The quarters between the railway station and Město station are an interesting part of the town for travellers and visitors. This is Námestie SNP, a hybrid of a street and a square. It starts from the castle on the slope and heads towards the northern part of the town. It is a pedestrian zone that is quite wide. It is somewhere in between a boulevard and a square. This is where the main places of worship in Zvolen are located. Both of the city's main temples can be seen on this street. Along the boulevard are the oldest residential buildings. The side streets from the centre are the location of the Czechoslovakian buildings from Masaryk's time. Farther along are the surrounding private, single-storey blocks, industrial areas and residential areas made up of large panel buildings.
Despite the somewhat visually chaotic central part of the city, it seems cosy, comfortable and quite pretty.
The castle complex has been subjected to numerous reconstructions and structural modifications. Its foundation dates back to the middle of the fourteenth century. The building was given a Renaissance style in the sixteenth century. It can be easily seen in the variegated decoration of the outer perimeter.

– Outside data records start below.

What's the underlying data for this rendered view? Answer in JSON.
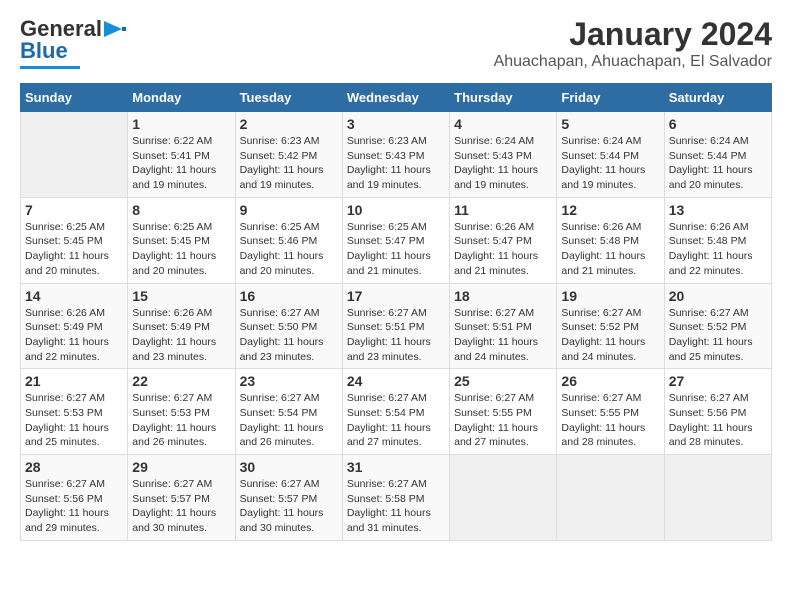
{
  "header": {
    "logo_line1": "General",
    "logo_line2": "Blue",
    "title": "January 2024",
    "subtitle": "Ahuachapan, Ahuachapan, El Salvador"
  },
  "days_of_week": [
    "Sunday",
    "Monday",
    "Tuesday",
    "Wednesday",
    "Thursday",
    "Friday",
    "Saturday"
  ],
  "weeks": [
    [
      {
        "day": "",
        "info": ""
      },
      {
        "day": "1",
        "info": "Sunrise: 6:22 AM\nSunset: 5:41 PM\nDaylight: 11 hours\nand 19 minutes."
      },
      {
        "day": "2",
        "info": "Sunrise: 6:23 AM\nSunset: 5:42 PM\nDaylight: 11 hours\nand 19 minutes."
      },
      {
        "day": "3",
        "info": "Sunrise: 6:23 AM\nSunset: 5:43 PM\nDaylight: 11 hours\nand 19 minutes."
      },
      {
        "day": "4",
        "info": "Sunrise: 6:24 AM\nSunset: 5:43 PM\nDaylight: 11 hours\nand 19 minutes."
      },
      {
        "day": "5",
        "info": "Sunrise: 6:24 AM\nSunset: 5:44 PM\nDaylight: 11 hours\nand 19 minutes."
      },
      {
        "day": "6",
        "info": "Sunrise: 6:24 AM\nSunset: 5:44 PM\nDaylight: 11 hours\nand 20 minutes."
      }
    ],
    [
      {
        "day": "7",
        "info": "Sunrise: 6:25 AM\nSunset: 5:45 PM\nDaylight: 11 hours\nand 20 minutes."
      },
      {
        "day": "8",
        "info": "Sunrise: 6:25 AM\nSunset: 5:45 PM\nDaylight: 11 hours\nand 20 minutes."
      },
      {
        "day": "9",
        "info": "Sunrise: 6:25 AM\nSunset: 5:46 PM\nDaylight: 11 hours\nand 20 minutes."
      },
      {
        "day": "10",
        "info": "Sunrise: 6:25 AM\nSunset: 5:47 PM\nDaylight: 11 hours\nand 21 minutes."
      },
      {
        "day": "11",
        "info": "Sunrise: 6:26 AM\nSunset: 5:47 PM\nDaylight: 11 hours\nand 21 minutes."
      },
      {
        "day": "12",
        "info": "Sunrise: 6:26 AM\nSunset: 5:48 PM\nDaylight: 11 hours\nand 21 minutes."
      },
      {
        "day": "13",
        "info": "Sunrise: 6:26 AM\nSunset: 5:48 PM\nDaylight: 11 hours\nand 22 minutes."
      }
    ],
    [
      {
        "day": "14",
        "info": "Sunrise: 6:26 AM\nSunset: 5:49 PM\nDaylight: 11 hours\nand 22 minutes."
      },
      {
        "day": "15",
        "info": "Sunrise: 6:26 AM\nSunset: 5:49 PM\nDaylight: 11 hours\nand 23 minutes."
      },
      {
        "day": "16",
        "info": "Sunrise: 6:27 AM\nSunset: 5:50 PM\nDaylight: 11 hours\nand 23 minutes."
      },
      {
        "day": "17",
        "info": "Sunrise: 6:27 AM\nSunset: 5:51 PM\nDaylight: 11 hours\nand 23 minutes."
      },
      {
        "day": "18",
        "info": "Sunrise: 6:27 AM\nSunset: 5:51 PM\nDaylight: 11 hours\nand 24 minutes."
      },
      {
        "day": "19",
        "info": "Sunrise: 6:27 AM\nSunset: 5:52 PM\nDaylight: 11 hours\nand 24 minutes."
      },
      {
        "day": "20",
        "info": "Sunrise: 6:27 AM\nSunset: 5:52 PM\nDaylight: 11 hours\nand 25 minutes."
      }
    ],
    [
      {
        "day": "21",
        "info": "Sunrise: 6:27 AM\nSunset: 5:53 PM\nDaylight: 11 hours\nand 25 minutes."
      },
      {
        "day": "22",
        "info": "Sunrise: 6:27 AM\nSunset: 5:53 PM\nDaylight: 11 hours\nand 26 minutes."
      },
      {
        "day": "23",
        "info": "Sunrise: 6:27 AM\nSunset: 5:54 PM\nDaylight: 11 hours\nand 26 minutes."
      },
      {
        "day": "24",
        "info": "Sunrise: 6:27 AM\nSunset: 5:54 PM\nDaylight: 11 hours\nand 27 minutes."
      },
      {
        "day": "25",
        "info": "Sunrise: 6:27 AM\nSunset: 5:55 PM\nDaylight: 11 hours\nand 27 minutes."
      },
      {
        "day": "26",
        "info": "Sunrise: 6:27 AM\nSunset: 5:55 PM\nDaylight: 11 hours\nand 28 minutes."
      },
      {
        "day": "27",
        "info": "Sunrise: 6:27 AM\nSunset: 5:56 PM\nDaylight: 11 hours\nand 28 minutes."
      }
    ],
    [
      {
        "day": "28",
        "info": "Sunrise: 6:27 AM\nSunset: 5:56 PM\nDaylight: 11 hours\nand 29 minutes."
      },
      {
        "day": "29",
        "info": "Sunrise: 6:27 AM\nSunset: 5:57 PM\nDaylight: 11 hours\nand 30 minutes."
      },
      {
        "day": "30",
        "info": "Sunrise: 6:27 AM\nSunset: 5:57 PM\nDaylight: 11 hours\nand 30 minutes."
      },
      {
        "day": "31",
        "info": "Sunrise: 6:27 AM\nSunset: 5:58 PM\nDaylight: 11 hours\nand 31 minutes."
      },
      {
        "day": "",
        "info": ""
      },
      {
        "day": "",
        "info": ""
      },
      {
        "day": "",
        "info": ""
      }
    ]
  ]
}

The outer frame of the structure is a boulder wall with a number of towers. From the outside it looks quite imposing. Inside the complex hides several streets and small courtyards. The central part of the interior is full of gothic details and elements. It is a remnant of the former castle structure. Here you can see the gallery and the tea room. The entrance to the gallery is only open during daylight hours. The latter is open much longer, which means that you can explore the castle even in the evening. But the problem is that the tea room has to be found first. It is hardly visible from the outside. You can only see the inside of the castle during gallery opening hours. There are paintings by artists and sculpture in wood.
You can also view the unusual ceiling paintings. This is a series of portraits of eight dozen ancient Roman and German rulers.
Kostol svätej Trojice is located at Námestie SNP, 27. The era of Protestantism in the city began rather late, with the construction of the first evangelical church building in 1795. It survived in its original form until the early twenties of the last century. The church was rebuilt in two years, increasing its size and changing its expression in terms of style. It is now a beautiful, neat modernist building. It looks not just stylish, but fascinating. The ornate windows give that effect to the church. The interior of the church is just as beautiful as the exterior decoration.
This iconic Catholic building is also on Náměstí. It is painted in white. The church is considered one of the oldest buildings in the city. Its foundation dates back to the thirteenth century. How it looked at that time is now difficult to determine. The building was reconstructed many times and eventually acquired Baroque features. Nevertheless, the form is not much in keeping with this style and the general tradition of religious architecture in Slovak lands. The church from above looks like a Gothic building.
Inspect the interior of the church. It deserves your attention and admiration.
The Slovak uprising at the end of the war was brutally crushed by the Nazis. But it was the trigger for the creation of partisan units and paramilitary resistance groups. They retreated eastwards to join with Red Army units. Together with them they then liberated Slovak lands from the invaders. Memorials to these events are still erected on town squares. You can view the obelisk in Zvolen (material is black stone) and compare it to the one in Banská Bystrica.
You will find it in the town park, on the way from the station to the castle. It is another monument to the national uprising during the German occupation. The armoured train is painted in camouflage colour.